Ready, set…. action: The last crusade of Cryo-electron Microscopy

This paper describes a method that corrects the beam induced motion (BIM) and stage drift that occurs during beam exposure in cryo-electron microscopy.

Exposure of a sample to the electron beam causes the ice-embedded particles to rotate by up to a few degrees and shift by up to a few nanometers during the image acquisition process {1}. BIM, together with the stage drift, leads to image blurring and degrading of the signal and consequently limits the maximum resolution achievable by an electron microscope.

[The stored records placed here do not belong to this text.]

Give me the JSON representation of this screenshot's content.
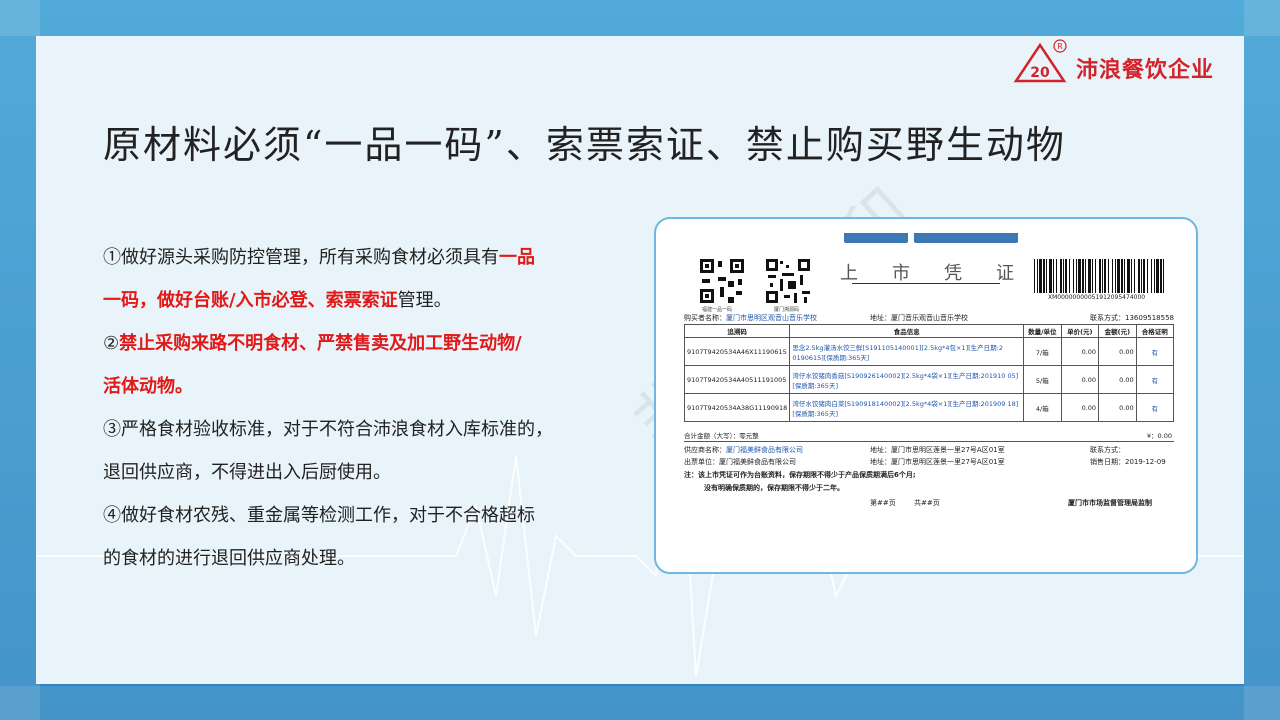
{
  "logo": {
    "text": "沛浪餐饮企业",
    "mark": "20",
    "registered": "R"
  },
  "watermark": "非会员水印",
  "title": "原材料必须“一品一码”、索票索证、禁止购买野生动物",
  "bullets": {
    "b1_a": "①做好源头采购防控管理，所有采购食材必须具有",
    "b1_red1": "一品",
    "b1_red2": "一码，做好台账/入市必登、索票索证",
    "b1_b": "管理。",
    "b2_num": "②",
    "b2_red1": "禁止采购来路不明食材、严禁售卖及加工野生动物/",
    "b2_red2": "活体动物。",
    "b3_1": "③严格食材验收标准，对于不符合沛浪食材入库标准的，",
    "b3_2": "退回供应商，不得进出入后厨使用。",
    "b4_1": "④做好食材农残、重金属等检测工作，对于不合格超标",
    "b4_2": "的食材的进行退回供应商处理。"
  },
  "certificate": {
    "title_chars": "上市凭证",
    "qr1_caption": "福建一品一码",
    "qr2_caption": "厦门溯源码",
    "barcode_number": "XM00000000051912095474000",
    "buyer_label": "购买者名称：",
    "buyer": "厦门市思明区观音山音乐学校",
    "buyer_address": "地址：厦门音乐观音山音乐学校",
    "contact": "联系方式：13609518558",
    "headers": [
      "追溯码",
      "食品信息",
      "数量/单位",
      "单价(元)",
      "金额(元)",
      "合格证明"
    ],
    "rows": [
      {
        "code": "9107T9420534A46X11190615",
        "info": "思念2.5kg灌汤水饺三鲜[S191105140001][2.5kg*4包×1][生产日期:2 0190615][保质期:365天]",
        "qty": "7/箱",
        "price": "0.00",
        "amount": "0.00",
        "cert": "有"
      },
      {
        "code": "9107T9420534A40511191005",
        "info": "湾仔水饺猪肉香菇[S190926140002][2.5kg*4袋×1][生产日期:201910 05][保质期:365天]",
        "qty": "5/箱",
        "price": "0.00",
        "amount": "0.00",
        "cert": "有"
      },
      {
        "code": "9107T9420534A38G11190918",
        "info": "湾仔水饺猪肉白菜[S190918140002][2.5kg*4袋×1][生产日期:201909 18][保质期:365天]",
        "qty": "4/箱",
        "price": "0.00",
        "amount": "0.00",
        "cert": "有"
      }
    ],
    "total_label": "合计金额（大写）：零元整",
    "total_value": "¥：0.00",
    "supplier_label": "供应商名称：",
    "supplier": "厦门福美鲜食品有限公司",
    "supplier_address": "地址：厦门市思明区莲景一里27号A区01室",
    "supplier_contact": "联系方式：",
    "issuer": "出票单位：厦门福美鲜食品有限公司",
    "issuer_address": "地址：厦门市思明区莲景一里27号A区01室",
    "sale_date": "销售日期：2019-12-09",
    "note1": "注：该上市凭证可作为台账资料，保存期限不得少于产品保质期满后6个月;",
    "note2": "没有明确保质期的，保存期限不得少于二年。",
    "page_current": "第##页",
    "page_total": "共##页",
    "supervisor": "厦门市市场监督管理局监制"
  }
}
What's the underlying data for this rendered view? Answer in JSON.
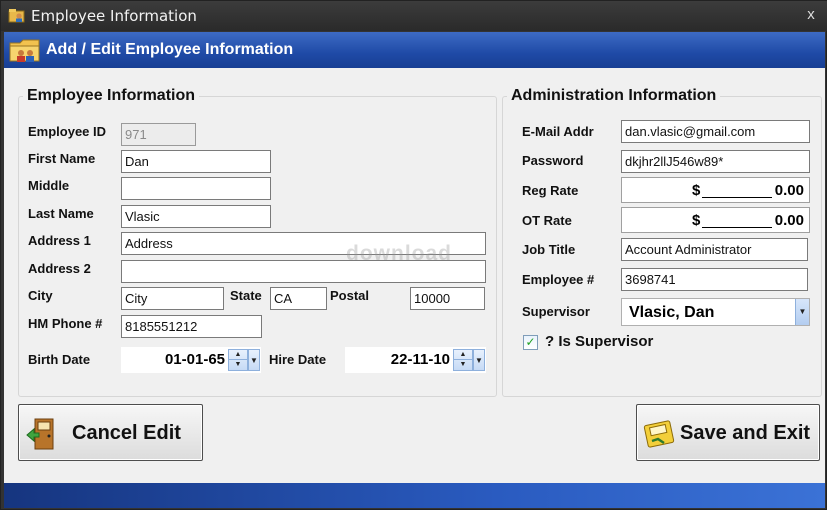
{
  "window": {
    "title": "Employee Information",
    "close_glyph": "x"
  },
  "banner": {
    "title": "Add / Edit Employee Information"
  },
  "employee": {
    "legend": "Employee Information",
    "employee_id": {
      "label": "Employee ID",
      "value": "971"
    },
    "first_name": {
      "label": "First Name",
      "value": "Dan"
    },
    "middle": {
      "label": "Middle",
      "value": ""
    },
    "last_name": {
      "label": "Last Name",
      "value": "Vlasic"
    },
    "address1": {
      "label": "Address 1",
      "value": "Address"
    },
    "address2": {
      "label": "Address 2",
      "value": ""
    },
    "city": {
      "label": "City",
      "value": "City"
    },
    "state": {
      "label": "State",
      "value": "CA"
    },
    "postal": {
      "label": "Postal",
      "value": "10000"
    },
    "hm_phone": {
      "label": "HM Phone #",
      "value": "8185551212"
    },
    "birth_date": {
      "label": "Birth Date",
      "value": "01-01-65"
    },
    "hire_date": {
      "label": "Hire Date",
      "value": "22-11-10"
    }
  },
  "admin": {
    "legend": "Administration Information",
    "email": {
      "label": "E-Mail Addr",
      "value": "dan.vlasic@gmail.com"
    },
    "password": {
      "label": "Password",
      "value": "dkjhr2llJ546w89*"
    },
    "reg_rate": {
      "label": "Reg Rate",
      "currency": "$",
      "value": "0.00"
    },
    "ot_rate": {
      "label": "OT Rate",
      "currency": "$",
      "value": "0.00"
    },
    "job_title": {
      "label": "Job Title",
      "value": "Account Administrator"
    },
    "employee_no": {
      "label": "Employee #",
      "value": "3698741"
    },
    "supervisor": {
      "label": "Supervisor",
      "value": "Vlasic, Dan"
    },
    "is_supervisor": {
      "label": "? Is Supervisor",
      "checked": true
    }
  },
  "buttons": {
    "cancel": {
      "label": "Cancel Edit",
      "icon": "exit-door-icon"
    },
    "save": {
      "label": "Save and Exit",
      "icon": "save-exit-icon"
    }
  },
  "watermark": "download",
  "colors": {
    "banner": "#1f4aa6",
    "footer": "#2a5bc0",
    "titlebar": "#2e2e2e"
  }
}
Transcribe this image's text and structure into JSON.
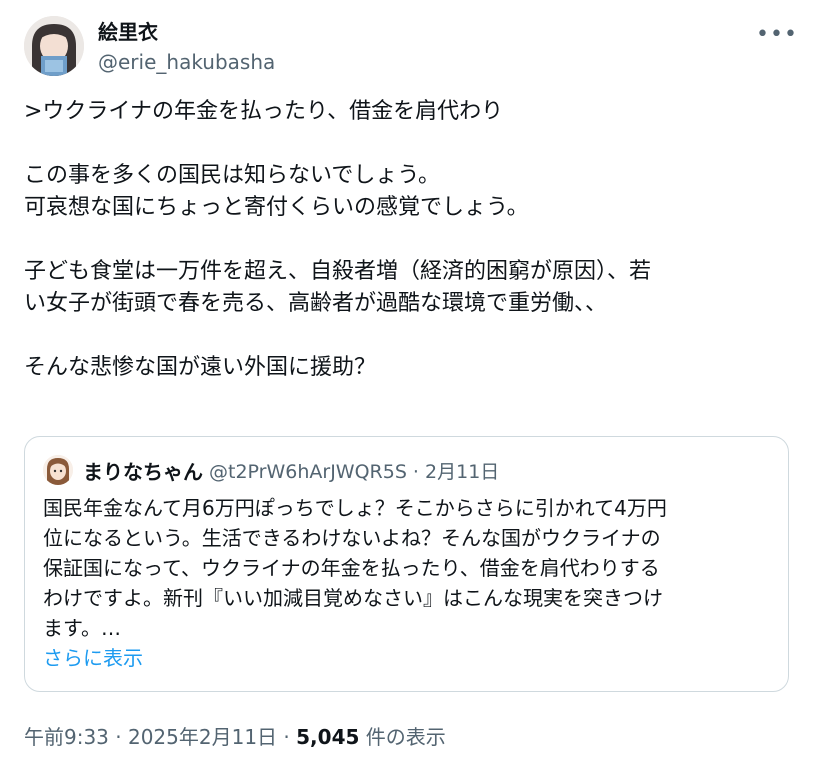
{
  "author": {
    "display_name": "絵里衣",
    "handle": "@erie_hakubasha"
  },
  "more_icon": "more-horizontal-icon",
  "post": {
    "lines": [
      ">ウクライナの年金を払ったり、借金を肩代わり",
      "",
      "この事を多くの国民は知らないでしょう。",
      "可哀想な国にちょっと寄付くらいの感覚でしょう。",
      "",
      "子ども食堂は一万件を超え、自殺者増（経済的困窮が原因）、若",
      "い女子が街頭で春を売る、高齢者が過酷な環境で重労働、、",
      "",
      "そんな悲惨な国が遠い外国に援助？"
    ]
  },
  "quoted": {
    "display_name": "まりなちゃん",
    "meta": "@t2PrW6hArJWQR5S · 2月11日",
    "lines": [
      "国民年金なんて月6万円ぽっちでしょ？そこからさらに引かれて4万円",
      "位になるという。生活できるわけないよね？そんな国がウクライナの",
      "保証国になって、ウクライナの年金を払ったり、借金を肩代わりする",
      "わけですよ。新刊『いい加減目覚めなさい』はこんな現実を突きつけ",
      "ます。…"
    ],
    "show_more": "さらに表示"
  },
  "footer": {
    "timestamp": "午前9:33 · 2025年2月11日 · ",
    "views_count": "5,045",
    "views_label": " 件の表示"
  }
}
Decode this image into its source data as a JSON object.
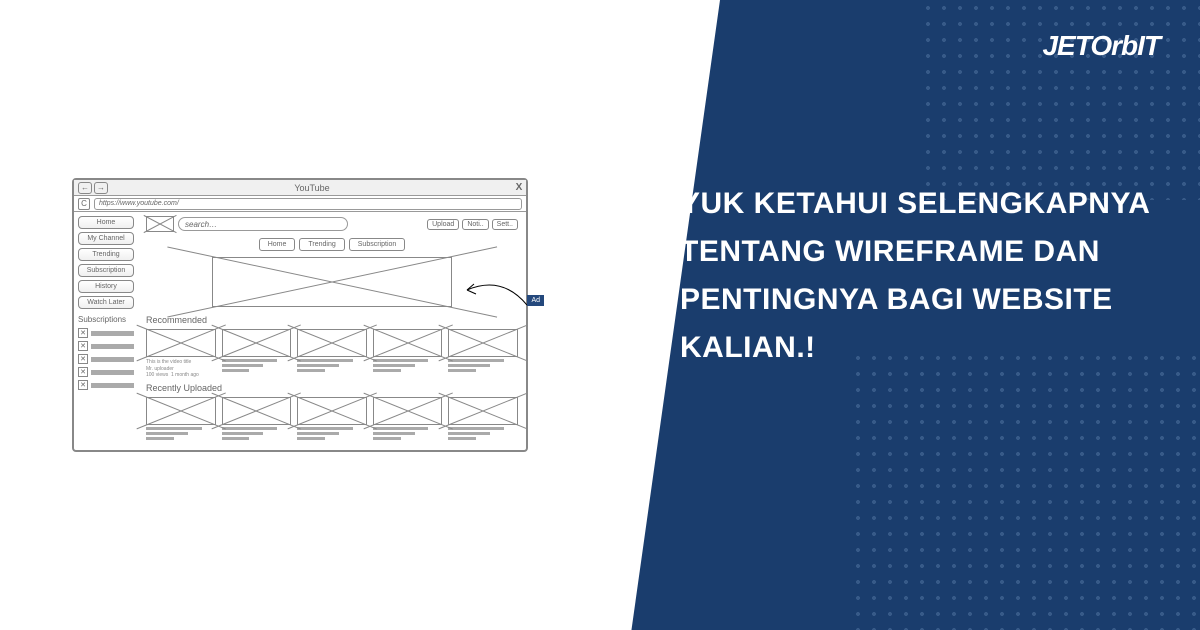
{
  "brand": {
    "logo_text": "JETOrbIT"
  },
  "headline": "YUK KETAHUI SELENGKAPNYA TENTANG WIREFRAME DAN PENTINGNYA BAGI WEBSITE KALIAN.!",
  "wireframe": {
    "window_title": "YouTube",
    "close_label": "X",
    "back_label": "←",
    "forward_label": "→",
    "reload_label": "C",
    "url": "https://www.youtube.com/",
    "search_placeholder": "search…",
    "top_buttons": {
      "upload": "Upload",
      "noti": "Noti..",
      "sett": "Sett.."
    },
    "tabs": [
      "Home",
      "Trending",
      "Subscription"
    ],
    "ad_label": "Ad",
    "sections": {
      "recommended": "Recommended",
      "recent": "Recently Uploaded"
    },
    "card_meta": {
      "title": "This is the video title",
      "uploader": "Mr. uploader",
      "views": "100 views",
      "age": "1 month ago"
    },
    "sidebar": {
      "items": [
        "Home",
        "My Channel",
        "Trending",
        "Subscription",
        "History",
        "Watch Later"
      ],
      "subs_title": "Subscriptions",
      "sub_x": "✕"
    }
  }
}
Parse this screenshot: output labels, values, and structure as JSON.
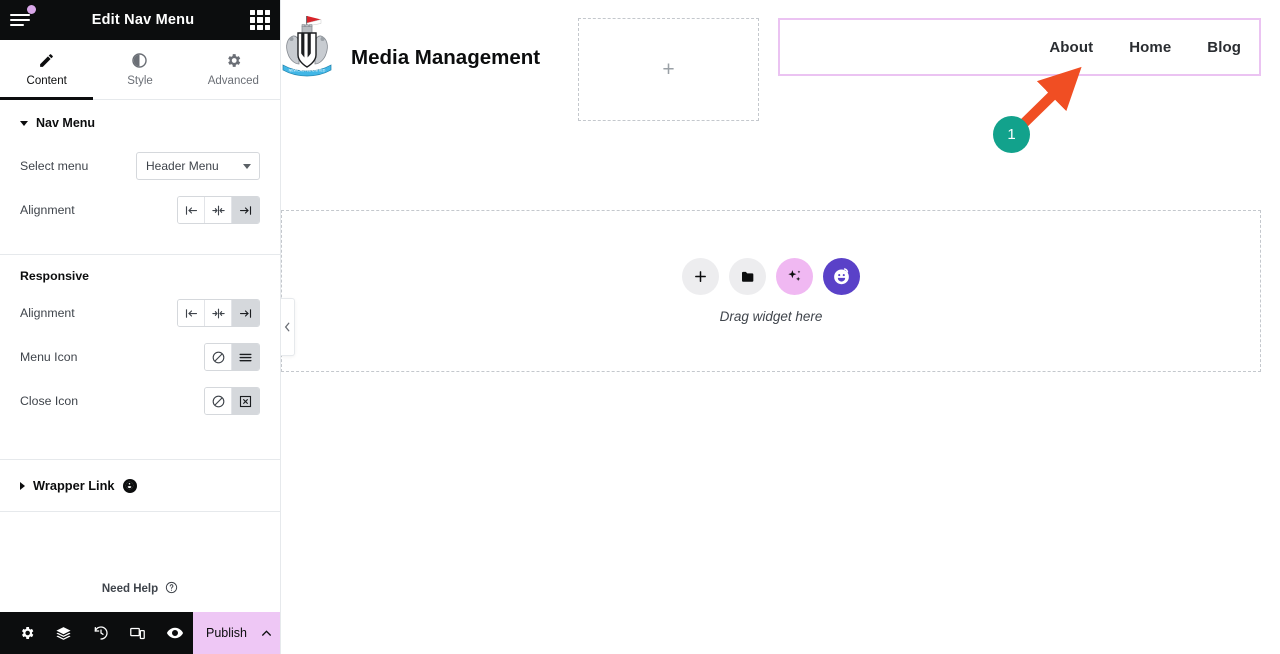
{
  "panel": {
    "header": {
      "title": "Edit Nav Menu",
      "menu_icon": "hamburger-menu-icon",
      "apps_icon": "apps-grid-icon",
      "notification_dot_color": "#d9a6e8"
    },
    "tabs": [
      {
        "label": "Content",
        "icon": "pencil-icon",
        "active": true
      },
      {
        "label": "Style",
        "icon": "contrast-circle-icon",
        "active": false
      },
      {
        "label": "Advanced",
        "icon": "gear-icon",
        "active": false
      }
    ],
    "sections": {
      "nav_menu": {
        "title": "Nav Menu",
        "expanded": true,
        "select_menu": {
          "label": "Select menu",
          "value": "Header Menu",
          "options": [
            "Header Menu"
          ]
        },
        "alignment": {
          "label": "Alignment",
          "options": [
            "align-left",
            "align-center",
            "align-right"
          ],
          "selected": "align-right"
        }
      },
      "responsive": {
        "title": "Responsive",
        "alignment": {
          "label": "Alignment",
          "options": [
            "align-left",
            "align-center",
            "align-right"
          ],
          "selected": "align-right"
        },
        "menu_icon": {
          "label": "Menu Icon",
          "options": [
            "none",
            "hamburger"
          ],
          "selected": "hamburger"
        },
        "close_icon": {
          "label": "Close Icon",
          "options": [
            "none",
            "x-box"
          ],
          "selected": "x-box"
        }
      },
      "wrapper_link": {
        "title": "Wrapper Link",
        "expanded": false,
        "badge": "pro-badge-icon"
      }
    },
    "need_help": {
      "label": "Need Help",
      "icon": "question-circle-icon"
    },
    "footer": {
      "icons": [
        "settings-gear-icon",
        "navigator-layers-icon",
        "history-icon",
        "responsive-mode-icon",
        "preview-eye-icon"
      ],
      "publish": {
        "label": "Publish",
        "caret": "chevron-up-icon",
        "color": "#eec7f5"
      }
    }
  },
  "canvas": {
    "logo": {
      "name": "site-crest-logo"
    },
    "site_title": "Media Management",
    "empty_slot": {
      "icon": "plus-icon"
    },
    "nav_widget": {
      "selected": true,
      "border_color": "#ebc3f2",
      "items": [
        "About",
        "Home",
        "Blog"
      ]
    },
    "drop_zone": {
      "text": "Drag widget here",
      "buttons": [
        {
          "name": "add-element-button",
          "icon": "plus-icon",
          "color": "#ededef"
        },
        {
          "name": "add-template-button",
          "icon": "folder-icon",
          "color": "#ededef"
        },
        {
          "name": "ai-generate-button",
          "icon": "sparkles-icon",
          "color": "#f0b8f2"
        },
        {
          "name": "add-widget-emoji-button",
          "icon": "smiley-face-icon",
          "color": "#5a41c8"
        }
      ]
    },
    "collapse_handle": {
      "icon": "chevron-left-icon"
    }
  },
  "annotation": {
    "step_number": "1",
    "badge_color": "#12a28c",
    "arrow_color": "#f04e23",
    "arrow_points_to": "nav-menu-widget"
  }
}
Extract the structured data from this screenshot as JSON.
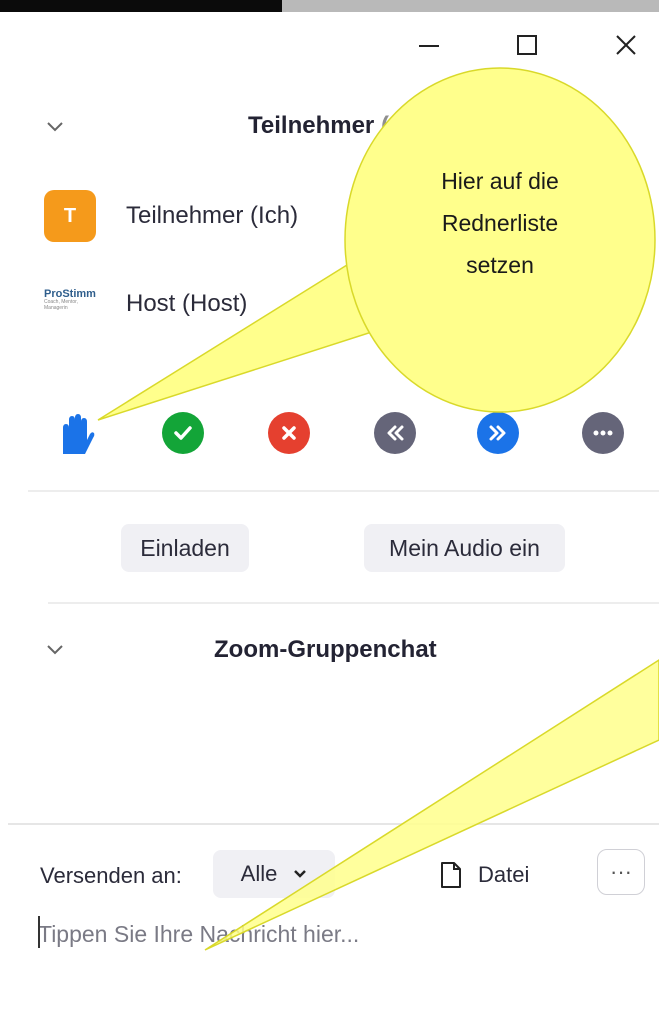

The introduction of direct electron detectors has permitted the authors to record 16-frame movies of ice-embedded particles. Averaging of four-frame subsets and aligning images of individual particles against a reference reconstruction was carried out in order to track motion during exposure. The particle coordinates and Euler angles in each frame were derived based on those calculated for the four-frame averages. Motion compensation in each frame was found to reduce the required dataset by 10-fold and still reach similar resolutions to that obtained with conventional single-particle reconstruction.